– a plan for the dissemination of CE research that will “ensure practical implementation of findings”
– the complete integration of CE and evidence-based medicine in health care financing and delivery.
For a nuts-and-bolts account of the challenging task of translating CE research into better medical practice, see February’s “A Simple Health-Care Fix Fizzles Out” by Keith J. Winstein, in The Wall Street Journal (WSJ, Feb 11, 2010). Winstein uses the “Courage” trial as a case study; see: Boden WE, et al. Optimal medical therapy with or without PCI for stable coronary disease. N Engl J Med. 2007 Apr 12;356(15):1503-16. PubMed PMID: 17387127. This study found that a common procedure, implanting stents in clogged arteries, “yields no additional benefit when used with a cocktail of generic drugs.” Following the publication of the study, the use of stent implants declined by 13% in the U.S., but only briefly. Stent use in cardiology is now back to “peak levels.” William Boden, an author of the Courage trial, explains: “Most [cardiologists] haven’t voluntarily incorporated the Courage criteria into their practice …. What’s going to continue to drive practice is reimbursement.”
Related Links and Publications
Chalkidou K. The (possible) impact of comparative effectiveness research on pharmaceutical industry decision making. Clin Pharmacol Ther. 2010 Mar;87(3):264-6. PubMed PMID: 20160745.
Congressional Budget Office (CB0), The Congress of the United States. Research on the comparative effectiveness of medical treatments. December 2007. CB0, Pub. No. 2975. [PDF – 1.4 MB]
Garber AM, Tunis SR. Does comparative-effectiveness research threaten personalized medicine? N Engl J Med. 2009 May 7;360(19):1925-7. PubMed PMID: 19420360.
Institute of Medicine. Initial national priorities for comparative effectiveness research. Washington, DC: Institute of Medicine, 2009. [NAP, ISBN-10: 0-309-13836-1]
Khoury MJ, Rich EC, Randhawa G, Teutsch SM, Niederhuber J. Comparative effectiveness research and genomic medicine: an evolving partnership for 21st century medicine. Genet Med. 2009 Oct;11(10):707-11. PubMed PMID: 19752739.
Slutsky JR, Clancy CM. Patient-centered comparative effectiveness research: essential for high-quality care. Arch Intern Med. 2010 Mar 8;170(5):403-4. PubMed PMID: 20212173.
Sarah Thomas, AARP Public Policy Institute. Comparative Effectiveness: What’s at Stake for Consumers? November 20, 2008. [PDF – 63.6 KB]
Weinstein MC, Skinner JA. Comparative effectiveness and health care spending–implications for reform. N Engl J Med. 2010 Feb 4;362(5):460-5. PubMed PMID: 20054039.
Vanlare JM, Conway PH, Sox HC. Five Next Steps for a New National Program for Comparative-Effectiveness Research.

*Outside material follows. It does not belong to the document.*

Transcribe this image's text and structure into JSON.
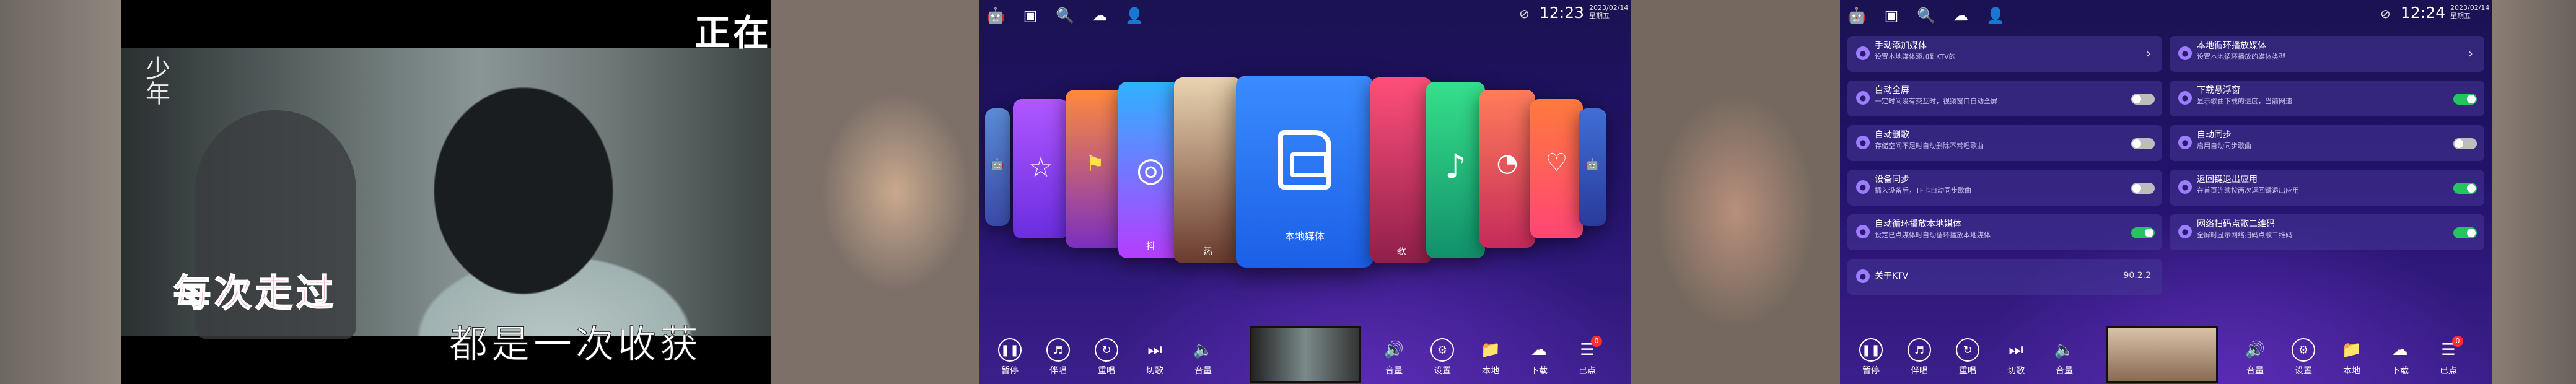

N Engl J Med. 2010 Feb 17 PubMed PMID: 20164480.
Other Research Ethics News
U.S. Department of Health and Human Services, Food and Drug Administration, Center for Drug Evaluation and Research (CDER), Center for Biologics Evaluation and Research (CBER). Guidance for Industry Non-Inferiority Clinical Trials. March 2010. [PDF – 975 KB]
Kevin Naughton. Researchers’ organ failure. The Independent Weekly [AU]. February 27, 2010.

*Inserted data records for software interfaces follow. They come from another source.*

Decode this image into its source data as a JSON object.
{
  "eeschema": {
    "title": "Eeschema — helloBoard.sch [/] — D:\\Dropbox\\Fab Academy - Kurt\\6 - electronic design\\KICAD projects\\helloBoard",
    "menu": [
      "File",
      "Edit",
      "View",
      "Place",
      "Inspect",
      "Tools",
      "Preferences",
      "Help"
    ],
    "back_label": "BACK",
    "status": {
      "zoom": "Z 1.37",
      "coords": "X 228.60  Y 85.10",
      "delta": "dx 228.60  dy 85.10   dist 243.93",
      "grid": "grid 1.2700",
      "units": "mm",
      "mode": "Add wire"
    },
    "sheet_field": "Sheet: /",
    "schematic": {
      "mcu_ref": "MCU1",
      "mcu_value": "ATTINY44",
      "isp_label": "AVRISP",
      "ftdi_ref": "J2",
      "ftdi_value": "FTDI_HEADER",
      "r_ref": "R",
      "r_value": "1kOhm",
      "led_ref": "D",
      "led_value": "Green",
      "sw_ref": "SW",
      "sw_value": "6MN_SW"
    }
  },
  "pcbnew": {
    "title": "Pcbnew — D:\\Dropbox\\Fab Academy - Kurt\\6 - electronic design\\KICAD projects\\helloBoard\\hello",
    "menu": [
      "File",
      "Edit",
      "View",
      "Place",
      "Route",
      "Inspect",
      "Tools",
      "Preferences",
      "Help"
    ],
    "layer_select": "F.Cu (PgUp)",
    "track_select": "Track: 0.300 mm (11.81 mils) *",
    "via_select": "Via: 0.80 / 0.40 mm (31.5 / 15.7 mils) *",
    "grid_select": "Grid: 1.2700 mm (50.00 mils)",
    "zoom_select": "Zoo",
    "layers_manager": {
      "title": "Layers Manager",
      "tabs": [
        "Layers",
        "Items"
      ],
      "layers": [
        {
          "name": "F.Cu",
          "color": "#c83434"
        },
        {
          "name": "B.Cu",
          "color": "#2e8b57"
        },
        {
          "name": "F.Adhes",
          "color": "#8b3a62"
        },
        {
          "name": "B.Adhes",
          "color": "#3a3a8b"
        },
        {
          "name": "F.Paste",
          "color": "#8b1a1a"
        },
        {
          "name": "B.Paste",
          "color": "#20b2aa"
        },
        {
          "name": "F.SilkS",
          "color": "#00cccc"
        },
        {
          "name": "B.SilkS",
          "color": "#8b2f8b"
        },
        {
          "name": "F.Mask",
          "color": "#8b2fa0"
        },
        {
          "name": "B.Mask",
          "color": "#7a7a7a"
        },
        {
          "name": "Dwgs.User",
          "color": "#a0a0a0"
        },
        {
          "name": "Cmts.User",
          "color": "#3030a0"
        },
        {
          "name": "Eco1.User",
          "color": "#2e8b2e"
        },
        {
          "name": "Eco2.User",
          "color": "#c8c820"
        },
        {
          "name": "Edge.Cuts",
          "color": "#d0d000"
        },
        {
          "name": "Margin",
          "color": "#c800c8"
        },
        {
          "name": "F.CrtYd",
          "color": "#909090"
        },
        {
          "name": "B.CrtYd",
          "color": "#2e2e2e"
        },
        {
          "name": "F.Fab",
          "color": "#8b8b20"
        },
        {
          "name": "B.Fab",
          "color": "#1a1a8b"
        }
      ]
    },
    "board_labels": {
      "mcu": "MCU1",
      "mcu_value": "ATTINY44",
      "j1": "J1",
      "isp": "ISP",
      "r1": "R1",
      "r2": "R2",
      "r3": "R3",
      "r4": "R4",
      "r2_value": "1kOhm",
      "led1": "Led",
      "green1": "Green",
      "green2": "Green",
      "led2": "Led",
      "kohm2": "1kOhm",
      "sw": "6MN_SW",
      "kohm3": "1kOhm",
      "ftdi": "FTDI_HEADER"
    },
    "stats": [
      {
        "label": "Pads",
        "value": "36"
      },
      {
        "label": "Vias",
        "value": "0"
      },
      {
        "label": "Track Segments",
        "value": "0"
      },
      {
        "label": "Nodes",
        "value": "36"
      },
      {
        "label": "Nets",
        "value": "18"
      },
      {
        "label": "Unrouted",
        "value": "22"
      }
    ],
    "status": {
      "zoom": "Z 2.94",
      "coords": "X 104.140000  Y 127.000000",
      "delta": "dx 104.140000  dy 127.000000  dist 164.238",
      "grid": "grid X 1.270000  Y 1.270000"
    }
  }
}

Trine Tsouderos. Exploring links between genes, violence, environment. Chicago Tribune. February 25, 2010.
Andrew Zajac. FDA creates partnership to boost regulatory science. Los Angeles Times. February 25, 2010.
ICMR to set up apex committee to regulate stem cell research. DNA India. February 21, 2010.

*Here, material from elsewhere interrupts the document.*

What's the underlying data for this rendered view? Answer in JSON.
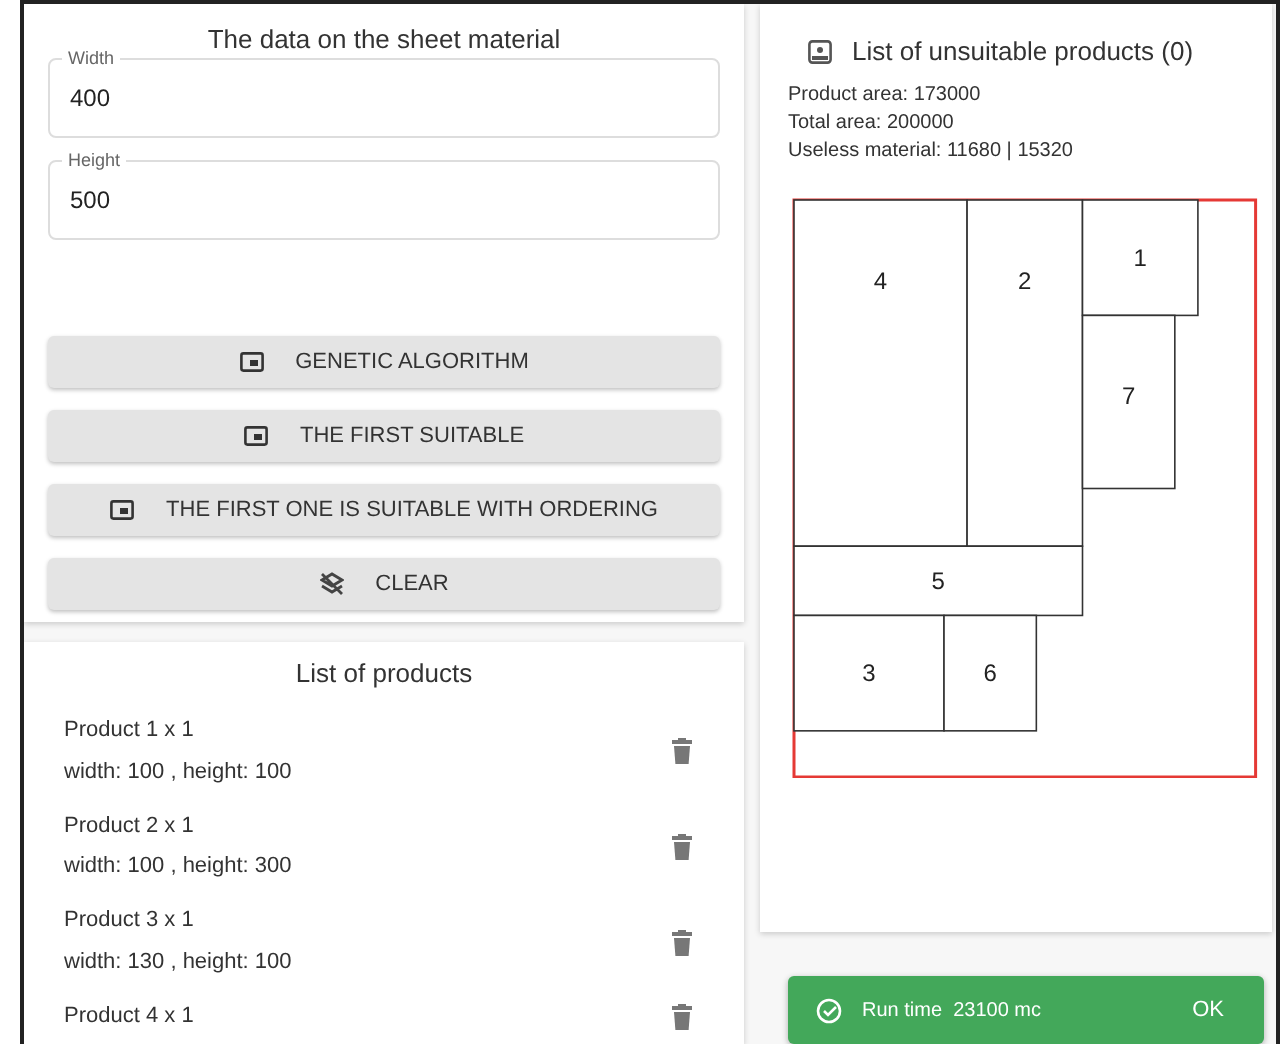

Yaadika N Chama. Zambia bans all microbicide clinical trials. The Zambian Chronicle. February 19, 2010.
Daniel Peake. Scandalous science: scientists cheating on data. Medill Reports (Northwestern University). February 17, 2010.
Marc Gerstein. Blood Simple: Columbia University’s Ten-Year Cover-Up of Patient Harm, Conflicts of Interest and Administrative Misconduct. truthout. February 16, 2010. [See, related: OHRP, Columbia and Hetastarch: Research Ethics in the News. Indiana Bioethics, October 13, 2009.]
Jonathan E. Rackoff. Whistle-Blower Protection a Must. Genetic Engineering & Biotechnology News. February 15, 2010.
Shishir Prasad. Full Stem Ahead. Forbes India. February 12, 2010.